Information given:
[Start of section]
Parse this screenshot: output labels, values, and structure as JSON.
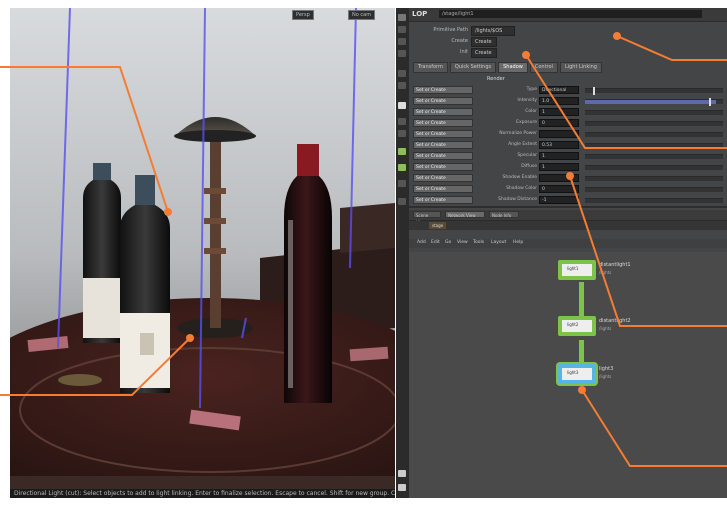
{
  "viewport": {
    "header_buttons": [
      "Persp",
      "No cam"
    ],
    "status_text": "Directional Light (cut): Select objects to add to light linking. Enter to finalize selection. Escape to cancel. Shift for new group. Click and drag for box select."
  },
  "panel": {
    "title": "LOP",
    "path": "/stage/light1",
    "fields": {
      "primitive_path_label": "Primitive Path",
      "primitive_path_value": "/lights/$OS",
      "create_label": "Create",
      "create_value": "Create",
      "init_label": "Init",
      "init_value": "Create"
    },
    "tabs": [
      "Transform",
      "Quick Settings",
      "Shadow",
      "Control",
      "Light Linking"
    ],
    "active_tab": "Shadow",
    "section_label": "Render",
    "rows": [
      {
        "chip": "Set or Create",
        "label": "Type",
        "value": "Directional",
        "fill": 0.0
      },
      {
        "chip": "Set or Create",
        "label": "Intensity",
        "value": "1.0",
        "fill": 0.95
      },
      {
        "chip": "Set or Create",
        "label": "Color",
        "value": "1",
        "fill": 0.0
      },
      {
        "chip": "Set or Create",
        "label": "Exposure",
        "value": "0",
        "fill": 0.0
      },
      {
        "chip": "Set or Create",
        "label": "Normalize Power",
        "value": "",
        "fill": 0.0
      },
      {
        "chip": "Set or Create",
        "label": "Angle Extent",
        "value": "0.53",
        "fill": 0.0
      },
      {
        "chip": "Set or Create",
        "label": "Specular",
        "value": "1",
        "fill": 0.0
      },
      {
        "chip": "Set or Create",
        "label": "Diffuse",
        "value": "1",
        "fill": 0.0
      },
      {
        "chip": "Set or Create",
        "label": "Shadow Enable",
        "value": "",
        "fill": 0.0
      },
      {
        "chip": "Set or Create",
        "label": "Shadow Color",
        "value": "0",
        "fill": 0.0
      },
      {
        "chip": "Set or Create",
        "label": "Shadow Distance",
        "value": "-1",
        "fill": 0.0
      }
    ],
    "extra_check_label": "Render"
  },
  "network": {
    "bar_items": [
      "Scene View",
      "Network View",
      "Node Info"
    ],
    "path_label": "stage",
    "menu": [
      "Add",
      "Edit",
      "Go",
      "View",
      "Tools",
      "Layout",
      "Help"
    ],
    "nodes": [
      {
        "label": "light1",
        "name": "distantlight1",
        "sub": "/lights"
      },
      {
        "label": "light2",
        "name": "distantlight2",
        "sub": "/lights"
      },
      {
        "label": "light3",
        "name": "light3",
        "sub": "/lights"
      }
    ]
  },
  "colors": {
    "annotation": "#f47c35",
    "node_border": "#7fc24a",
    "node_selected": "#59b4e6",
    "guide_line": "#5a4ff2"
  }
}
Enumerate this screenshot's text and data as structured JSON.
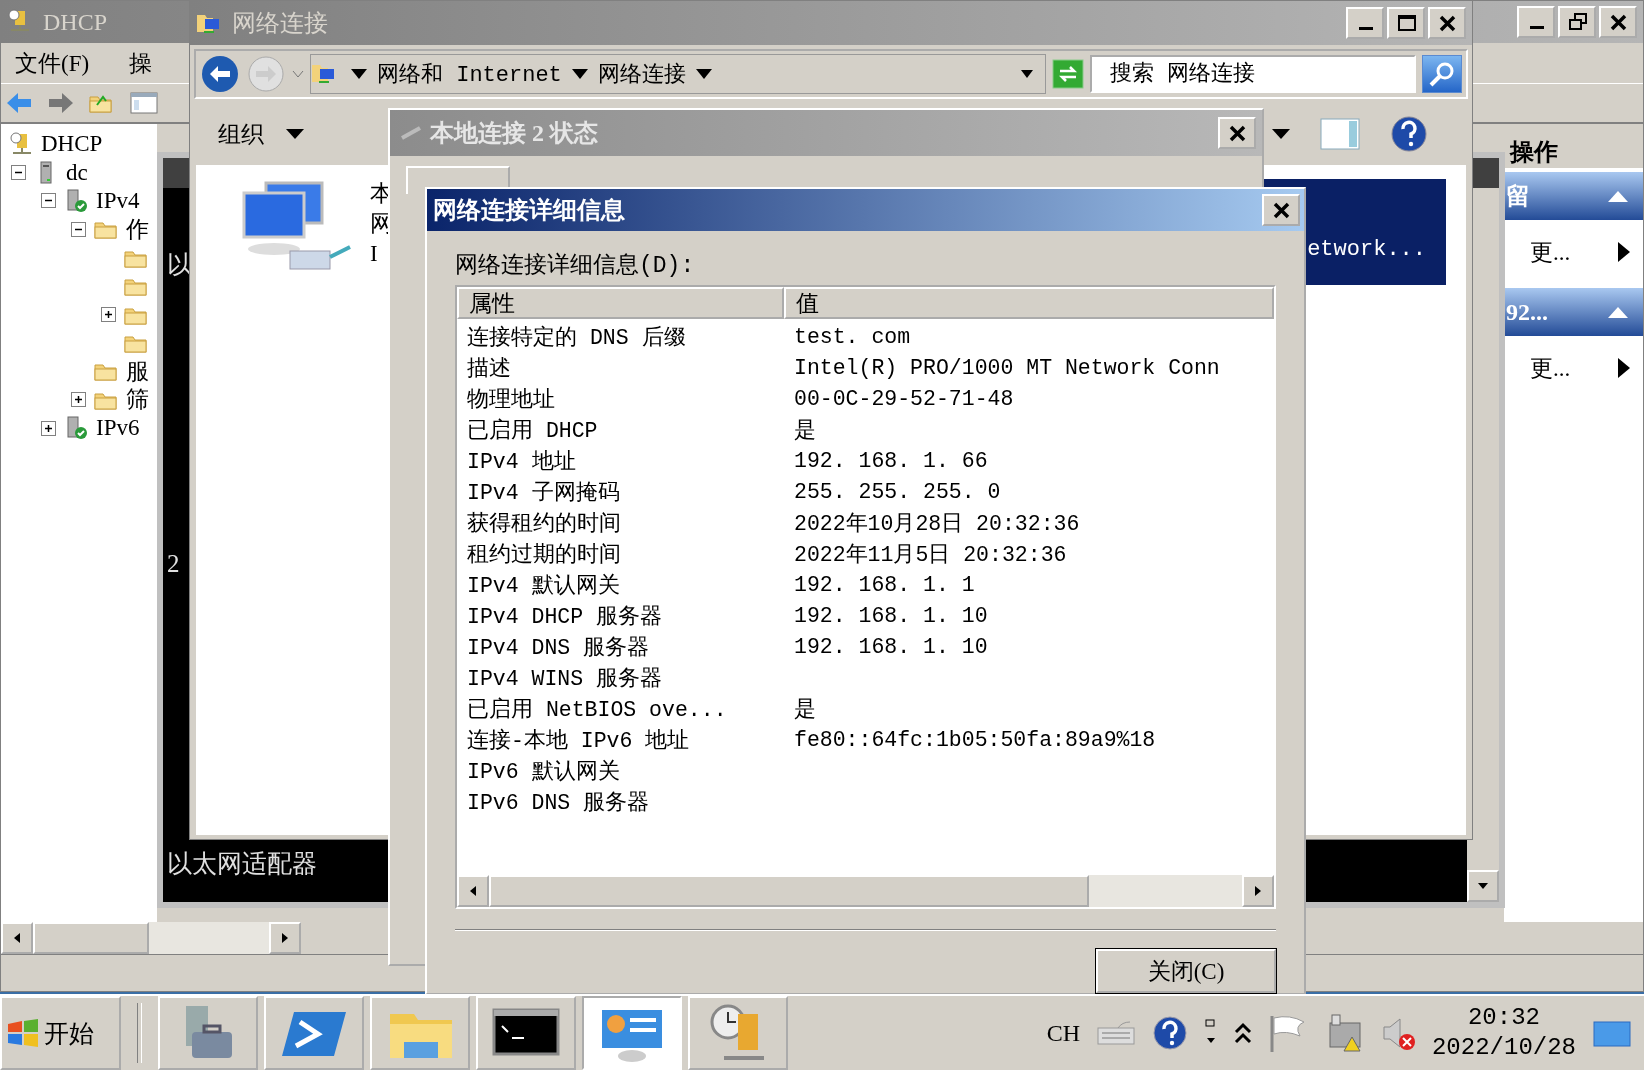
{
  "dhcp_window": {
    "title": "DHCP",
    "menu": [
      "文件(F)",
      "操"
    ],
    "tree": [
      {
        "label": "DHCP",
        "kind": "dhcp",
        "children": [
          {
            "label": "dc",
            "kind": "server",
            "expanded": true,
            "children": [
              {
                "label": "IPv4",
                "kind": "protocol",
                "expanded": true,
                "children": [
                  {
                    "label": "作",
                    "kind": "folder",
                    "expanded": true,
                    "children": [
                      {
                        "kind": "folder"
                      },
                      {
                        "kind": "folder"
                      },
                      {
                        "kind": "folder",
                        "expanded": false
                      },
                      {
                        "kind": "folder"
                      }
                    ]
                  },
                  {
                    "label": "服",
                    "kind": "folder"
                  },
                  {
                    "label": "筛",
                    "kind": "folder",
                    "expanded": false
                  }
                ]
              },
              {
                "label": "IPv6",
                "kind": "protocol",
                "expanded": false
              }
            ]
          }
        ]
      }
    ],
    "actions": {
      "title": "操作",
      "sections": [
        {
          "title": "留",
          "items": [
            "更..."
          ]
        },
        {
          "title": "92...",
          "items": [
            "更..."
          ]
        }
      ]
    }
  },
  "console_window": {
    "lines": [
      "以",
      "2",
      "以太网适配器"
    ]
  },
  "network_window": {
    "title": "网络连接",
    "breadcrumb": [
      "网络和 Internet",
      "网络连接"
    ],
    "search": {
      "placeholder": "搜索 网络连接"
    },
    "toolbar": [
      "组织"
    ],
    "items": [
      {
        "lines": [
          "本",
          "网",
          "I"
        ],
        "selected": false
      },
      {
        "lines": [
          "etwork..."
        ],
        "selected": true
      }
    ]
  },
  "status_dialog": {
    "title": "本地连接 2 状态"
  },
  "details_dialog": {
    "title": "网络连接详细信息",
    "label": "网络连接详细信息(D):",
    "columns": [
      "属性",
      "值"
    ],
    "rows": [
      [
        "连接特定的 DNS 后缀",
        "test. com"
      ],
      [
        "描述",
        "Intel(R) PRO/1000 MT Network Conn"
      ],
      [
        "物理地址",
        "00-0C-29-52-71-48"
      ],
      [
        "已启用 DHCP",
        "是"
      ],
      [
        "IPv4 地址",
        "192. 168. 1. 66"
      ],
      [
        "IPv4 子网掩码",
        "255. 255. 255. 0"
      ],
      [
        "获得租约的时间",
        "2022年10月28日 20:32:36"
      ],
      [
        "租约过期的时间",
        "2022年11月5日 20:32:36"
      ],
      [
        "IPv4 默认网关",
        "192. 168. 1. 1"
      ],
      [
        "IPv4 DHCP 服务器",
        "192. 168. 1. 10"
      ],
      [
        "IPv4 DNS 服务器",
        "192. 168. 1. 10"
      ],
      [
        "IPv4 WINS 服务器",
        null
      ],
      [
        "已启用 NetBIOS ove...",
        "是"
      ],
      [
        "连接-本地 IPv6 地址",
        "fe80::64fc:1b05:50fa:89a9%18"
      ],
      [
        "IPv6 默认网关",
        null
      ],
      [
        "IPv6 DNS 服务器",
        null
      ]
    ],
    "button": "关闭(C)"
  },
  "taskbar": {
    "start": "开始",
    "apps": [
      {
        "kind": "server-manager",
        "selected": false
      },
      {
        "kind": "powershell",
        "selected": false
      },
      {
        "kind": "explorer",
        "selected": false
      },
      {
        "kind": "command-prompt",
        "selected": false
      },
      {
        "kind": "control-panel",
        "selected": true
      },
      {
        "kind": "dhcp",
        "selected": false
      }
    ],
    "language": "CH",
    "time": "20:32",
    "date": "2022/10/28"
  }
}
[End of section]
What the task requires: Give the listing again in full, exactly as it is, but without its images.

Output below:
Parse this screenshot: output labels, values, and structure as JSON.
{
  "viewport": {
    "header_buttons": [
      "Persp",
      "No cam"
    ],
    "status_text": "Directional Light (cut): Select objects to add to light linking. Enter to finalize selection. Escape to cancel. Shift for new group. Click and drag for box select."
  },
  "panel": {
    "title": "LOP",
    "path": "/stage/light1",
    "fields": {
      "primitive_path_label": "Primitive Path",
      "primitive_path_value": "/lights/$OS",
      "create_label": "Create",
      "create_value": "Create",
      "init_label": "Init",
      "init_value": "Create"
    },
    "tabs": [
      "Transform",
      "Quick Settings",
      "Shadow",
      "Control",
      "Light Linking"
    ],
    "active_tab": "Shadow",
    "section_label": "Render",
    "rows": [
      {
        "chip": "Set or Create",
        "label": "Type",
        "value": "Directional",
        "fill": 0.0
      },
      {
        "chip": "Set or Create",
        "label": "Intensity",
        "value": "1.0",
        "fill": 0.95
      },
      {
        "chip": "Set or Create",
        "label": "Color",
        "value": "1",
        "fill": 0.0
      },
      {
        "chip": "Set or Create",
        "label": "Exposure",
        "value": "0",
        "fill": 0.0
      },
      {
        "chip": "Set or Create",
        "label": "Normalize Power",
        "value": "",
        "fill": 0.0
      },
      {
        "chip": "Set or Create",
        "label": "Angle Extent",
        "value": "0.53",
        "fill": 0.0
      },
      {
        "chip": "Set or Create",
        "label": "Specular",
        "value": "1",
        "fill": 0.0
      },
      {
        "chip": "Set or Create",
        "label": "Diffuse",
        "value": "1",
        "fill": 0.0
      },
      {
        "chip": "Set or Create",
        "label": "Shadow Enable",
        "value": "",
        "fill": 0.0
      },
      {
        "chip": "Set or Create",
        "label": "Shadow Color",
        "value": "0",
        "fill": 0.0
      },
      {
        "chip": "Set or Create",
        "label": "Shadow Distance",
        "value": "-1",
        "fill": 0.0
      }
    ],
    "extra_check_label": "Render"
  },
  "network": {
    "bar_items": [
      "Scene View",
      "Network View",
      "Node Info"
    ],
    "path_label": "stage",
    "menu": [
      "Add",
      "Edit",
      "Go",
      "View",
      "Tools",
      "Layout",
      "Help"
    ],
    "nodes": [
      {
        "label": "light1",
        "name": "distantlight1",
        "sub": "/lights"
      },
      {
        "label": "light2",
        "name": "distantlight2",
        "sub": "/lights"
      },
      {
        "label": "light3",
        "name": "light3",
        "sub": "/lights"
      }
    ]
  },
  "colors": {
    "annotation": "#f47c35",
    "node_border": "#7fc24a",
    "node_selected": "#59b4e6",
    "guide_line": "#5a4ff2"
  }
}
Enumerate this screenshot's text and data as structured JSON.
{
  "dhcp_window": {
    "title": "DHCP",
    "menu": [
      "文件(F)",
      "操"
    ],
    "tree": [
      {
        "label": "DHCP",
        "kind": "dhcp",
        "children": [
          {
            "label": "dc",
            "kind": "server",
            "expanded": true,
            "children": [
              {
                "label": "IPv4",
                "kind": "protocol",
                "expanded": true,
                "children": [
                  {
                    "label": "作",
                    "kind": "folder",
                    "expanded": true,
                    "children": [
                      {
                        "kind": "folder"
                      },
                      {
                        "kind": "folder"
                      },
                      {
                        "kind": "folder",
                        "expanded": false
                      },
                      {
                        "kind": "folder"
                      }
                    ]
                  },
                  {
                    "label": "服",
                    "kind": "folder"
                  },
                  {
                    "label": "筛",
                    "kind": "folder",
                    "expanded": false
                  }
                ]
              },
              {
                "label": "IPv6",
                "kind": "protocol",
                "expanded": false
              }
            ]
          }
        ]
      }
    ],
    "actions": {
      "title": "操作",
      "sections": [
        {
          "title": "留",
          "items": [
            "更..."
          ]
        },
        {
          "title": "92...",
          "items": [
            "更..."
          ]
        }
      ]
    }
  },
  "console_window": {
    "lines": [
      "以",
      "2",
      "以太网适配器"
    ]
  },
  "network_window": {
    "title": "网络连接",
    "breadcrumb": [
      "网络和 Internet",
      "网络连接"
    ],
    "search": {
      "placeholder": "搜索 网络连接"
    },
    "toolbar": [
      "组织"
    ],
    "items": [
      {
        "lines": [
          "本",
          "网",
          "I"
        ],
        "selected": false
      },
      {
        "lines": [
          "etwork..."
        ],
        "selected": true
      }
    ]
  },
  "status_dialog": {
    "title": "本地连接 2 状态"
  },
  "details_dialog": {
    "title": "网络连接详细信息",
    "label": "网络连接详细信息(D):",
    "columns": [
      "属性",
      "值"
    ],
    "rows": [
      [
        "连接特定的 DNS 后缀",
        "test. com"
      ],
      [
        "描述",
        "Intel(R) PRO/1000 MT Network Conn"
      ],
      [
        "物理地址",
        "00-0C-29-52-71-48"
      ],
      [
        "已启用 DHCP",
        "是"
      ],
      [
        "IPv4 地址",
        "192. 168. 1. 66"
      ],
      [
        "IPv4 子网掩码",
        "255. 255. 255. 0"
      ],
      [
        "获得租约的时间",
        "2022年10月28日 20:32:36"
      ],
      [
        "租约过期的时间",
        "2022年11月5日 20:32:36"
      ],
      [
        "IPv4 默认网关",
        "192. 168. 1. 1"
      ],
      [
        "IPv4 DHCP 服务器",
        "192. 168. 1. 10"
      ],
      [
        "IPv4 DNS 服务器",
        "192. 168. 1. 10"
      ],
      [
        "IPv4 WINS 服务器",
        null
      ],
      [
        "已启用 NetBIOS ove...",
        "是"
      ],
      [
        "连接-本地 IPv6 地址",
        "fe80::64fc:1b05:50fa:89a9%18"
      ],
      [
        "IPv6 默认网关",
        null
      ],
      [
        "IPv6 DNS 服务器",
        null
      ]
    ],
    "button": "关闭(C)"
  },
  "taskbar": {
    "start": "开始",
    "apps": [
      {
        "kind": "server-manager",
        "selected": false
      },
      {
        "kind": "powershell",
        "selected": false
      },
      {
        "kind": "explorer",
        "selected": false
      },
      {
        "kind": "command-prompt",
        "selected": false
      },
      {
        "kind": "control-panel",
        "selected": true
      },
      {
        "kind": "dhcp",
        "selected": false
      }
    ],
    "language": "CH",
    "time": "20:32",
    "date": "2022/10/28"
  }
}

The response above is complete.